The crimes that Doyle fears are less violations of the official law than challenges to the social and sexual conventions that insured order in his world. Holmes's discrete interventions are sometimes necessary to readjust the balance of power in this world, but order itself need never be seriously threatened so long as its conventions are biologically inscribed in members of society. The realistic novel teaches us as readers to be "compulsive pursuers of significant design"; nowhere is this truer than in detective fiction, where we are constantly reacting to the pressrure of clues that must he interpreted. (27) The Holmes stories were calculated to provide their Victorian and Edwardian readers with hypotheses to guide this interpretation, the same hypotheses about human behavior that Holmes follows in deducing an entirely predictable social world. With its wealth of concrete detail, the Holmes canon, like the novel in general, offered a surrogate source of experiential data about that world; specifically, it assured its audience that the same positivistic exactitude that had proved valid in much nineteenth-century natural science could be reliably extended to confirm that the social order rested on a deeper biological order. (28) The value of codes rests in their putative universality, their ability to produce a predictable world. Yet the higher classes benefit from the biologizing of their inherent superiority, while they escape from the limitations that biology would impose, remaining less calculable, less constrained by social discipline, and more in control of the secrets that could give others power over them.

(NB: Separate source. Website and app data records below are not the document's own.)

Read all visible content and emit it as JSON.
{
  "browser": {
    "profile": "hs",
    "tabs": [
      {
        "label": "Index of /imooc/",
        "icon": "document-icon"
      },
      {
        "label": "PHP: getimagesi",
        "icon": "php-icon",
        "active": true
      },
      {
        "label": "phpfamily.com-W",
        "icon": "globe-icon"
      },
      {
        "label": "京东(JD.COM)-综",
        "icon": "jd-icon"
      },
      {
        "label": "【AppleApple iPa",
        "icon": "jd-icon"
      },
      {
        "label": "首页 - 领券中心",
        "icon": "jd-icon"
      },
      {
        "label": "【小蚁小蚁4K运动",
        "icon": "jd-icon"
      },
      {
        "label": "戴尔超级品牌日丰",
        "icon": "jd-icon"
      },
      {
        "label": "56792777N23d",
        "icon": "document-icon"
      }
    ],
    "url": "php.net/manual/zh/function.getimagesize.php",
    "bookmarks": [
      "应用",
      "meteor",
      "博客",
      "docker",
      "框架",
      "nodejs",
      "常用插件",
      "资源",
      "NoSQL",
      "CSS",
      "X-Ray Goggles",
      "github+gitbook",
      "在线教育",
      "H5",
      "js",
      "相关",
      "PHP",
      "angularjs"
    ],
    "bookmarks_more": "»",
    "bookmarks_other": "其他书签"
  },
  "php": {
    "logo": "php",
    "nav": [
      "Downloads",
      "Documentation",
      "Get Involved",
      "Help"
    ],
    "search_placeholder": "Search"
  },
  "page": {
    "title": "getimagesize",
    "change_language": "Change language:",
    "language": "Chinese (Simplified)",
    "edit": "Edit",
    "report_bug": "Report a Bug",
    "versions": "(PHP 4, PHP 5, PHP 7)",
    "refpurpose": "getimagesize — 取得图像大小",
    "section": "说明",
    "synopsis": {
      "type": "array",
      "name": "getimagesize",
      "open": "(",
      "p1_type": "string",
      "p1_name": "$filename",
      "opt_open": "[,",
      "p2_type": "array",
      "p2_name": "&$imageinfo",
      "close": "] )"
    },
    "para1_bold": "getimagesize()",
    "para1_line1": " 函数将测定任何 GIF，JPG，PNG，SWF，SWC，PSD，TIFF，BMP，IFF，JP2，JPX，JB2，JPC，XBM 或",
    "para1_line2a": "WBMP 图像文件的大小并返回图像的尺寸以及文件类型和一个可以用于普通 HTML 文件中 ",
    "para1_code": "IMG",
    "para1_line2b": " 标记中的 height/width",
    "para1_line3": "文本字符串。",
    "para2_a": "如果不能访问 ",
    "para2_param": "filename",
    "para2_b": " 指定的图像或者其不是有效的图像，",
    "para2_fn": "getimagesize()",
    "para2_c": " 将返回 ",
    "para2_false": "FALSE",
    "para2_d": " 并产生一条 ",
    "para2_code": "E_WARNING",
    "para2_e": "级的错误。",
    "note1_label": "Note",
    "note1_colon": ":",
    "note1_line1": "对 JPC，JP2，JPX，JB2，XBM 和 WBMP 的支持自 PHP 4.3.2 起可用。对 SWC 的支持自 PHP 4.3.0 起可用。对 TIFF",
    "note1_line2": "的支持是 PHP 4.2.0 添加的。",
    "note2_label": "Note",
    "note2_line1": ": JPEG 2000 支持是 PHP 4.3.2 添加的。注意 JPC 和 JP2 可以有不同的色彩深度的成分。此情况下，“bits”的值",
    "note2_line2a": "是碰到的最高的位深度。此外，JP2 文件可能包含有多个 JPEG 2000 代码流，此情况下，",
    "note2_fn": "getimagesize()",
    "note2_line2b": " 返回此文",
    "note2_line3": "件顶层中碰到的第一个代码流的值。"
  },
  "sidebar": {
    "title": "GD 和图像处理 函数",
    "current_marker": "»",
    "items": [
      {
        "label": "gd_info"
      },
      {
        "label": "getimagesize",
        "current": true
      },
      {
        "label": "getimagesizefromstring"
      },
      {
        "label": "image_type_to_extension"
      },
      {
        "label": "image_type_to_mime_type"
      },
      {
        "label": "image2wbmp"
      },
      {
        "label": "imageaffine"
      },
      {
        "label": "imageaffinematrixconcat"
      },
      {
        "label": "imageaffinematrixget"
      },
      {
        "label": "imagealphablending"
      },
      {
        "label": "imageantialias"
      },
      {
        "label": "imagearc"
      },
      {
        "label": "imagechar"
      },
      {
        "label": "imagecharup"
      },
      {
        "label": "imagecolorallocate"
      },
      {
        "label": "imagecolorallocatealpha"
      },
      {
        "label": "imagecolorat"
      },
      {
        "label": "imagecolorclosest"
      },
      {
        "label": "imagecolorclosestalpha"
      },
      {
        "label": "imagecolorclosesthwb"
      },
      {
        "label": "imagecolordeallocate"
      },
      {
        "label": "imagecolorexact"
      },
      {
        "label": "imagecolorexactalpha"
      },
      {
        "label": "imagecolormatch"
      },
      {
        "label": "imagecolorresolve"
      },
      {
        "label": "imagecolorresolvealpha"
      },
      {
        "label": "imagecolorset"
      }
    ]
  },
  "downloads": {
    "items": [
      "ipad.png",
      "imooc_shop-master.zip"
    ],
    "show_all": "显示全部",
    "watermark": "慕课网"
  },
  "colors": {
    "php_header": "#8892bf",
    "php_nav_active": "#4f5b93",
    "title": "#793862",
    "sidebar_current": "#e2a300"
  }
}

Behind the almost compulsive insistence on orderliness in the Holmes
stories we can feel the anxious pressure of instability and disorder. In
the assertion that class superiority had a biological basis, that social
identity was transparent to the trained viewer, that the higher classes
could be counted upon to police themselves, we can sense many of the insecurities
of the late Victorian period. Jacqueline Jaffe notes the recurrent
imagery of the Holmes stories: Holmes and Watson leave the snug civility
of the Baker Street rooms to penetrate the dark, dirty, dangerous world
without and restore it to order. (29) As the modern city revealed
by sociological investigators increasingly seemed like a jungle, inhabited
by savages whose motives were unintelligible and whose potential for violence
was unrestricted by common decencies, a key to reading social identity
was all the more needed to provide some degree of control over the unknown.
As crimes like the Jack the Ripper murders enlarged the imaginable limits
of violence in frightening ways, what a comfort to see Sherlock Holmes
demonstrating again and again that even the most bizarre cases could be
"logically" contained. In a late Victorian society rocked by scandals,
how necessary was the reassurance that Holmes and Watson would protect
the upper classes from blackmail and publicity, and give them the opportunity
to settle their accounts in private. (30) And what better antidote
to the threatening sexuality of the New Woman than not to acknowledge it
at all--to offer the reassuring spectacle of woman's predictable unpredictability
controlled by chivalric conventions, either imposed from without for their
own good or internalized by the women themselves. Faced with increasing
evidence of the disruptive power of the irrational and the unconscious,
these tales strive to preserve the unified, fully intelligible self of
realism by insisting that people remain totally predictable, or that at
least among those deserving of social power, the desire that could undermine
logic and predictability would be self-policing. Uncoding the social
body of the Sherlock Holmes stories reveals the ideological work performed
by positivistic science, which could soothe such anxieties by rendering
natural and self-evident the social order that generated them.